THE PROBLEM
Exact copies of all records below are needed.

Dataset entries
=== Section Start ===

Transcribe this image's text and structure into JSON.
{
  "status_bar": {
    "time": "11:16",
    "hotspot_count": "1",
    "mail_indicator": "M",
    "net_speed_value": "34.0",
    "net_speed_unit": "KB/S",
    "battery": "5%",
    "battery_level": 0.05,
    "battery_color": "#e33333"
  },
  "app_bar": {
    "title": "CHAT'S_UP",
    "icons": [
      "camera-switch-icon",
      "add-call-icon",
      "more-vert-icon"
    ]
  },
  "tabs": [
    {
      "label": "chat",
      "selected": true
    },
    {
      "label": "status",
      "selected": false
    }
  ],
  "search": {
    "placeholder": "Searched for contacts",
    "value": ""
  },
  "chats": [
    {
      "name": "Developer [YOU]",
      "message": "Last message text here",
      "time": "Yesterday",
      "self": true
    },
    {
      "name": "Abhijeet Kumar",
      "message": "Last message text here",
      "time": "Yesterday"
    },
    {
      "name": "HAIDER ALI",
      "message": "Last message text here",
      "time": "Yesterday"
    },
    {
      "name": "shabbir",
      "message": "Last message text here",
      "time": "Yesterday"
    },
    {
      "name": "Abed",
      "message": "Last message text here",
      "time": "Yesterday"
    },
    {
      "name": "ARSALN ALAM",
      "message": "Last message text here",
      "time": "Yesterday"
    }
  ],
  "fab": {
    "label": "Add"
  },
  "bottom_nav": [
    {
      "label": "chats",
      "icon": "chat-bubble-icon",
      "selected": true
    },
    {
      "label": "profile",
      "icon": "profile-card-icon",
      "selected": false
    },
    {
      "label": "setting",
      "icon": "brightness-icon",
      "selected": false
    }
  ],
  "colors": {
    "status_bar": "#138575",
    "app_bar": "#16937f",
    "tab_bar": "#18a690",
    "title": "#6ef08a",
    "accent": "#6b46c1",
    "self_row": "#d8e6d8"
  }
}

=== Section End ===

ANSWER SECTION
Transcribe this image's text and structure into JSON.
{
  "status_bar": {
    "time": "11:16",
    "hotspot_count": "1",
    "mail_indicator": "M",
    "net_speed_value": "34.0",
    "net_speed_unit": "KB/S",
    "battery": "5%",
    "battery_level": 0.05,
    "battery_color": "#e33333"
  },
  "app_bar": {
    "title": "CHAT'S_UP",
    "icons": [
      "camera-switch-icon",
      "add-call-icon",
      "more-vert-icon"
    ]
  },
  "tabs": [
    {
      "label": "chat",
      "selected": true
    },
    {
      "label": "status",
      "selected": false
    }
  ],
  "search": {
    "placeholder": "Searched for contacts",
    "value": ""
  },
  "chats": [
    {
      "name": "Developer [YOU]",
      "message": "Last message text here",
      "time": "Yesterday",
      "self": true
    },
    {
      "name": "Abhijeet Kumar",
      "message": "Last message text here",
      "time": "Yesterday"
    },
    {
      "name": "HAIDER ALI",
      "message": "Last message text here",
      "time": "Yesterday"
    },
    {
      "name": "shabbir",
      "message": "Last message text here",
      "time": "Yesterday"
    },
    {
      "name": "Abed",
      "message": "Last message text here",
      "time": "Yesterday"
    },
    {
      "name": "ARSALN ALAM",
      "message": "Last message text here",
      "time": "Yesterday"
    }
  ],
  "fab": {
    "label": "Add"
  },
  "bottom_nav": [
    {
      "label": "chats",
      "icon": "chat-bubble-icon",
      "selected": true
    },
    {
      "label": "profile",
      "icon": "profile-card-icon",
      "selected": false
    },
    {
      "label": "setting",
      "icon": "brightness-icon",
      "selected": false
    }
  ],
  "colors": {
    "status_bar": "#138575",
    "app_bar": "#16937f",
    "tab_bar": "#18a690",
    "title": "#6ef08a",
    "accent": "#6b46c1",
    "self_row": "#d8e6d8"
  }
}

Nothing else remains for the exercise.